Lived experience shapes our professional instincts over time: This experience either amplifies and strengthens our existing belief system or diminishes it - the latter occurring when guidance from our inner monologue fails to get us the results we want, sowing doubt and forcing a recalibration.
After two decades in the workforce, my inner monologue had gotten lazy. The voice told me that “it’s no sweat if I’m not prepared. My teammates think I’m thoughtful and intelligent and they will extend me the benefit of the doubt until I figure this out.” Since I was always given the benefit of the doubt and usually figured things out afterward, this system built on privilege seemed to be working perfectly.
Cam Snaith and I have been friends and brothers for over 30 years. We hold diplomas from the same high school and degrees from the same university (though he kept going to get his Master's Degree - I didn’t). Thirteen years after our careers started, we co-founded Bleeker together. I assumed that because of our common path, we might also share the same professional instincts.
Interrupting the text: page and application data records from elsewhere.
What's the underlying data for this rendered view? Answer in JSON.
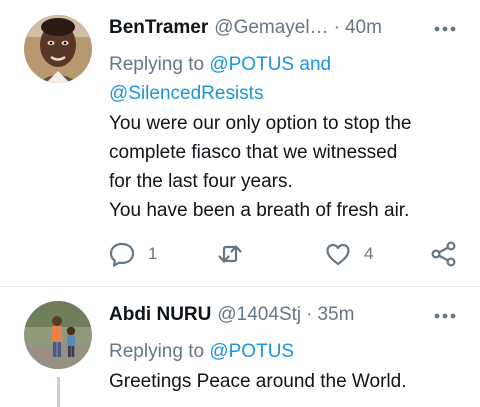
{
  "tweets": [
    {
      "display_name": "BenTramer",
      "handle": "@Gemayel…",
      "separator": "·",
      "time": "40m",
      "replying_prefix": "Replying to",
      "replying_users": "@POTUS",
      "replying_and": "and",
      "replying_users_2": "@SilencedResists",
      "text_lines": [
        "You were our only option to stop the",
        "complete fiasco that we witnessed",
        "for the last four years.",
        "You have been a breath of fresh air."
      ],
      "reply_count": "1",
      "retweet_count": "",
      "like_count": "4"
    },
    {
      "display_name": "Abdi NURU",
      "handle": "@1404Stj",
      "separator": "·",
      "time": "35m",
      "replying_prefix": "Replying to",
      "replying_users": "@POTUS",
      "text_lines": [
        "Greetings Peace around the World."
      ]
    }
  ],
  "icons": {
    "more": "more-horizontal-icon",
    "reply": "reply-bubble-icon",
    "retweet": "retweet-icon",
    "like": "heart-icon",
    "share": "share-icon"
  },
  "colors": {
    "link": "#1b95e0",
    "secondary_text": "#657786",
    "primary_text": "#0f1419",
    "divider": "#e6ecf0",
    "thread_line": "#c4cfd6"
  }
}
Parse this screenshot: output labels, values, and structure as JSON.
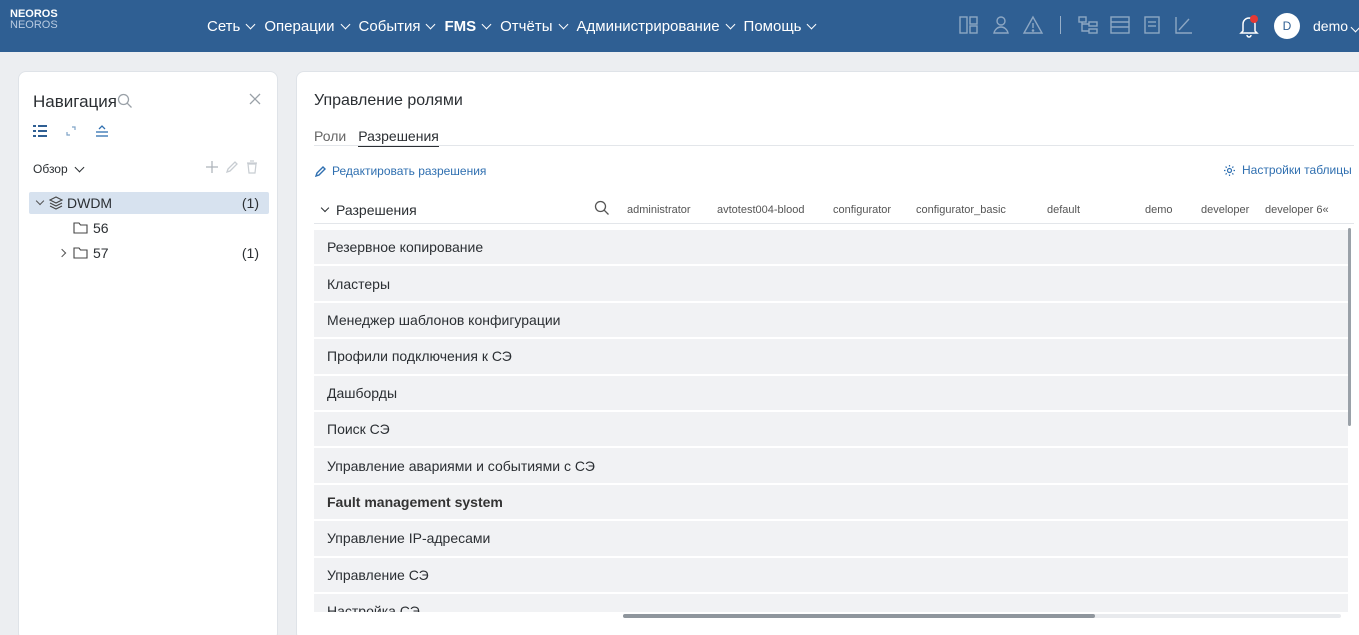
{
  "brand": {
    "name": "NEOROS",
    "subname": "NEOROS"
  },
  "menu": [
    {
      "label": "Сеть",
      "bold": false
    },
    {
      "label": "Операции",
      "bold": false
    },
    {
      "label": "События",
      "bold": false
    },
    {
      "label": "FMS",
      "bold": true
    },
    {
      "label": "Отчёты",
      "bold": false
    },
    {
      "label": "Администрирование",
      "bold": false
    },
    {
      "label": "Помощь",
      "bold": false
    }
  ],
  "user": {
    "initial": "D",
    "name": "demo"
  },
  "colors": {
    "topbar": "#2f5f93",
    "accent": "#2f6fb0",
    "selected": "#d7e2ef",
    "alert": "#e53935"
  },
  "nav": {
    "title": "Навигация",
    "overview_label": "Обзор",
    "tree": [
      {
        "label": "DWDM",
        "count": "(1)",
        "expanded": true,
        "icon": "layers-icon"
      },
      {
        "label": "56",
        "count": "",
        "icon": "folder-icon"
      },
      {
        "label": "57",
        "count": "(1)",
        "icon": "folder-icon"
      }
    ]
  },
  "main": {
    "title": "Управление ролями",
    "tabs": [
      "Роли",
      "Разрешения"
    ],
    "active_tab": "Разрешения",
    "edit_link": "Редактировать разрешения",
    "table_settings": "Настройки таблицы",
    "permissions_header": "Разрешения",
    "columns": [
      "administrator",
      "avtotest004-blood",
      "configurator",
      "configurator_basic",
      "default",
      "demo",
      "developer",
      "developer 6«"
    ],
    "rows": [
      "Резервное копирование",
      "Кластеры",
      "Менеджер шаблонов конфигурации",
      "Профили подключения к СЭ",
      "Дашборды",
      "Поиск СЭ",
      "Управление авариями и событиями с СЭ",
      "Fault management system",
      "Управление IP-адресами",
      "Управление СЭ",
      "Настройка СЭ"
    ]
  }
}
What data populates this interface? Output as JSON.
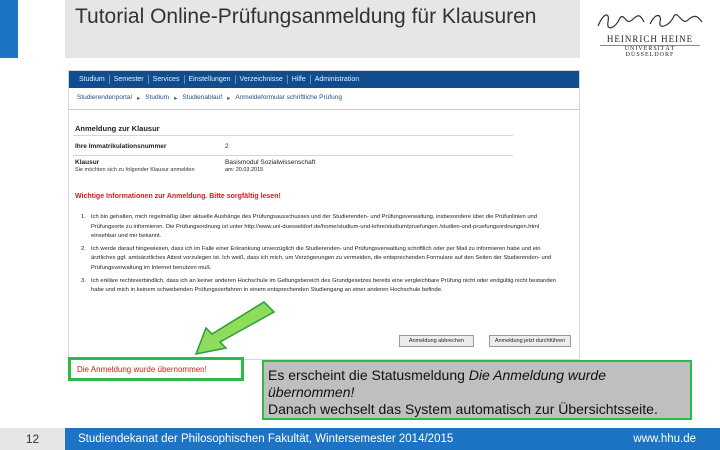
{
  "slide": {
    "title": "Tutorial Online-Prüfungsanmeldung für Klausuren",
    "page_number": "12",
    "footer_text": "Studiendekanat der Philosophischen Fakultät, Wintersemester 2014/2015",
    "footer_url": "www.hhu.de",
    "accent_color": "#1e74c4",
    "highlight_color": "#2cbb47"
  },
  "logo": {
    "line1": "HEINRICH HEINE",
    "line2": "UNIVERSITÄT DÜSSELDORF"
  },
  "screenshot": {
    "nav": [
      "Studium",
      "Semester",
      "Services",
      "Einstellungen",
      "Verzeichnisse",
      "Hilfe",
      "Administration"
    ],
    "breadcrumb": [
      "Studierendenportal",
      "Studium",
      "Studienablauf",
      "Anmeldeformular schriftliche Prüfung"
    ],
    "box_title": "Anmeldung zur Klausur",
    "matrikel_label": "Ihre Immatrikulationsnummer",
    "matrikel_value": "2",
    "klausur_label": "Klausur",
    "klausur_sub": "Sie möchten sich zu folgender Klausur anmelden",
    "klausur_value": "Basismodul Sozialwissenschaft",
    "klausur_date": "am: 20.03.2015",
    "warning": "Wichtige Informationen zur Anmeldung. Bitte sorgfältig lesen!",
    "items": [
      {
        "num": "1.",
        "text": "Ich bin gehalten, mich regelmäßig über aktuelle Aushänge des Prüfungsausschusses und der Studierenden- und Prüfungsverwaltung, insbesondere über die Prüfunlinien und Prüfungsorte zu informieren. Die Prüfungsordnung ist unter http://www.uni-duesseldorf.de/home/studium-und-lehre/studium/pruefungen /studien-und-pruefungsordnungen.html einsehbar und mir bekannt."
      },
      {
        "num": "2.",
        "text": "Ich werde darauf hingewiesen, dass ich im Falle einer Erkrankung unverzüglich die Studierenden- und Prüfungsverwaltung schriftlich oder per Mail zu informieren habe und ein ärztliches ggf. amtsärztliches Attest vorzulegen ist. Ich weiß, dass ich mich, um Verzögerungen zu vermeiden, die entsprechenden Formulare auf den Seiten der Studierenden- und Prüfungsverwaltung im Internet benutzen muß."
      },
      {
        "num": "3.",
        "text": "Ich erkläre rechtsverbindlich, dass ich an keiner anderen Hochschule im Geltungsbereich des Grundgesetzes bereits eine vergleichbare Prüfung nicht oder endgültig nicht bestanden habe und mich in keinem schwebenden Prüfungsverfahren in einem entsprechenden Studiengang an einer anderen Hochschule befinde."
      }
    ],
    "btn_cancel": "Anmeldung abbrechen",
    "btn_confirm": "Anmeldung jetzt durchführen"
  },
  "status_message": "Die Anmeldung wurde übernommen!",
  "callout": {
    "text1": "Es erscheint die Statusmeldung ",
    "text1_italic": "Die Anmeldung wurde übernommen!",
    "text2": "Danach wechselt das System automatisch zur Übersichtsseite."
  }
}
Imagine my surprise to learn that Cam’s system couldn’t have been any more different than my own: The inner voice that directs how Cam shows up for work tells him (and I’m paraphrasing here) “despite my Ivy-League degrees and professional accomplishments, no one here is going give me the benefit of the doubt. I need to arrive at every meeting prepared with a clear point of view, supported by hours of research and data.”
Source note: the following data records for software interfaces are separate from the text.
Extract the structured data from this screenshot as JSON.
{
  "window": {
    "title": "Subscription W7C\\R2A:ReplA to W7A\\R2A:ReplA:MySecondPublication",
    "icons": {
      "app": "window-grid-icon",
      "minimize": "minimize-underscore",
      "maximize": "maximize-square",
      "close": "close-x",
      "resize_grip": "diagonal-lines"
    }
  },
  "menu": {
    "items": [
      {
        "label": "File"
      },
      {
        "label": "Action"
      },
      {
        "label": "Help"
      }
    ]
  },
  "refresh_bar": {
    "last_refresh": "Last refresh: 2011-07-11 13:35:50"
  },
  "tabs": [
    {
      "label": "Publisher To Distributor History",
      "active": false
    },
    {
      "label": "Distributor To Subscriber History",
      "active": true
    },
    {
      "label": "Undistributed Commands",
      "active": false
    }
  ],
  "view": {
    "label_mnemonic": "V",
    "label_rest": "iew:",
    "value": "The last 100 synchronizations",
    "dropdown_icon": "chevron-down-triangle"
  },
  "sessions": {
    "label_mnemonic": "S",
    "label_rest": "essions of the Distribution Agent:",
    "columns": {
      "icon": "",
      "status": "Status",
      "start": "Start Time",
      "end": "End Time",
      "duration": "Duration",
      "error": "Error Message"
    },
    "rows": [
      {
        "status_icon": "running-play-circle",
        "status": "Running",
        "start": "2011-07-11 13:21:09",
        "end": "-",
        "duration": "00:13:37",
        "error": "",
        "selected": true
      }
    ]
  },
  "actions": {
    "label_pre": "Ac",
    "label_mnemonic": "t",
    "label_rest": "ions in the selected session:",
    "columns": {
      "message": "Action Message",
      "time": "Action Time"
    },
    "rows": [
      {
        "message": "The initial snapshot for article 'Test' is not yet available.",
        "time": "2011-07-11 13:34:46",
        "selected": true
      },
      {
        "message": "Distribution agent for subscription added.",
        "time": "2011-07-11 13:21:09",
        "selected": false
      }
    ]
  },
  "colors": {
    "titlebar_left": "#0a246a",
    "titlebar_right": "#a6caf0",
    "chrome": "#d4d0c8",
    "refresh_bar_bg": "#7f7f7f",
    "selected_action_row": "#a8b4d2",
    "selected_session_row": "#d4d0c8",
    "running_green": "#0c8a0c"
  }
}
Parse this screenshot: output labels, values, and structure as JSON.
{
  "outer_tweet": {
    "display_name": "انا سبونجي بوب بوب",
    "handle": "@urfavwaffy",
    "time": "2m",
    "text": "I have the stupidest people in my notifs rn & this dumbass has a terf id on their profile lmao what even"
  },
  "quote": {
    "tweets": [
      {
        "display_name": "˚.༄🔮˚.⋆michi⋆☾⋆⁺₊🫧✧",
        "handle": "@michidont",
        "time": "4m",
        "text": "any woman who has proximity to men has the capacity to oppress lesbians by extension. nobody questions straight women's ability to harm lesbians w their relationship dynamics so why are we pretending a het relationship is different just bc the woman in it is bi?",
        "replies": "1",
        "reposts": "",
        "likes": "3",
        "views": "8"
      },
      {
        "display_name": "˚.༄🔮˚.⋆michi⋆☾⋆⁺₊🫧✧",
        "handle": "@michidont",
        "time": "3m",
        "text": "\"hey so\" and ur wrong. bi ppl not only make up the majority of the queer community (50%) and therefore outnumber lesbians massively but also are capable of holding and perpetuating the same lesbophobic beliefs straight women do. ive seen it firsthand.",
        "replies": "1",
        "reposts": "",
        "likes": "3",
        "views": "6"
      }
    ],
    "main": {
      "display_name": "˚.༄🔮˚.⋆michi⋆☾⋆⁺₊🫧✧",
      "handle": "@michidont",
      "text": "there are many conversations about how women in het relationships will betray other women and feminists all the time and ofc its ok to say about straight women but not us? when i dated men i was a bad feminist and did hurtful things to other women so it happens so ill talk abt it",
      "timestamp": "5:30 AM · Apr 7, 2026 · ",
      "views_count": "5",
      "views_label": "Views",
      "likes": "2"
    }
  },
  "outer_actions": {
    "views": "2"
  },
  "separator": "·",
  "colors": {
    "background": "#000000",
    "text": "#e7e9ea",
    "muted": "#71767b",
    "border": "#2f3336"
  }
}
Isn’t that… something. Setting aside differences in personality traits and thinking styles, what do you think could *possibly* explain Cam's vastly different professional experience and his corresponding inner monologue?